Chemically toughened glass already keeps cell phone screens (mostly) crack-free, and now this type of glass is starting to make its mark in the auto industry in car windshields. According to an article in Chemical & Engineering ...
Gazing through the stained-glass windows of London's Westminster Abbey can evoke memories as diverse and vivid as the windows themselves, but to John Mauro, Penn State glass researcher, the windows sparked a quest to better ...
Apple has made its second notable investment this week, the latest into the facial recognition technology company, Finisar.
The thin, lightweight glass on your smartphone could soon be found on your car.
"We don't make that kind of glass," said Waguih Ishak, director of Corning Inc.'s West Coast Research Center, pointing to the windows lining his office and, beyond that, to the windshields of the cars parked outside.

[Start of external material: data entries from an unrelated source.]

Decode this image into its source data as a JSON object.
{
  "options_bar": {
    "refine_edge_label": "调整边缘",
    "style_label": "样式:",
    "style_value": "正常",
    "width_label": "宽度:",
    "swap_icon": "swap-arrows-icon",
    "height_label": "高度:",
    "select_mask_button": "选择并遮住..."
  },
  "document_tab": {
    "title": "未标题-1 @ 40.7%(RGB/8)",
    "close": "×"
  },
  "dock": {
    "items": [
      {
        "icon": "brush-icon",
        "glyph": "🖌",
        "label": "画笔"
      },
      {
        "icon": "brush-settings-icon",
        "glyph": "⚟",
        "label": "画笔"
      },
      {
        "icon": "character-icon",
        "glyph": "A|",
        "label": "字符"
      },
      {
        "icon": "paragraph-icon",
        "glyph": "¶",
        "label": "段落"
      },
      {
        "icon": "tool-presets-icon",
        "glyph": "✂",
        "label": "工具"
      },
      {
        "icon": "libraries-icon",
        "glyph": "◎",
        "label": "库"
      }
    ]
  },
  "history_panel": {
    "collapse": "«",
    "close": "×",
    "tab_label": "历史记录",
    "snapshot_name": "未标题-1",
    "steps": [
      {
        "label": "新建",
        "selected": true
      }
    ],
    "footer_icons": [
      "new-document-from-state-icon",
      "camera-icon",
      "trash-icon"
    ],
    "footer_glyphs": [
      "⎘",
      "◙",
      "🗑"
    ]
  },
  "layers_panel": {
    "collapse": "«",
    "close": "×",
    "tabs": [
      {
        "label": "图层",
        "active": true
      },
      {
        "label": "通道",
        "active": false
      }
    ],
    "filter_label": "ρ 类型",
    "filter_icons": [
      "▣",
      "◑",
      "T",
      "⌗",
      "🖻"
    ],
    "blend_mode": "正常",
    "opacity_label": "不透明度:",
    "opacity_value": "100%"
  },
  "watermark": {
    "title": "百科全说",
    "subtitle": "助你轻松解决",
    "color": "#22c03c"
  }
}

Ask a roomful of people to take out their phones, and you're bound to see several with cracked screens.
US manufacturer Corning said Thursday it was introducing a new, tougher version of its Gorilla Glass used by major smartphone makers in a bid to maintain dominance in the sector.
If you have a smartphone, take it out and run your fingers along the glass surface. It's cool to the touch, incredibly thin and strong, and almost impervious to scratching. You're now in contact with a "smart material."
Corning, which played a key role in the smartphone revolution with its robust "Gorilla Glass," is looking beyond the small screen with an upgraded version which promises to be even tougher.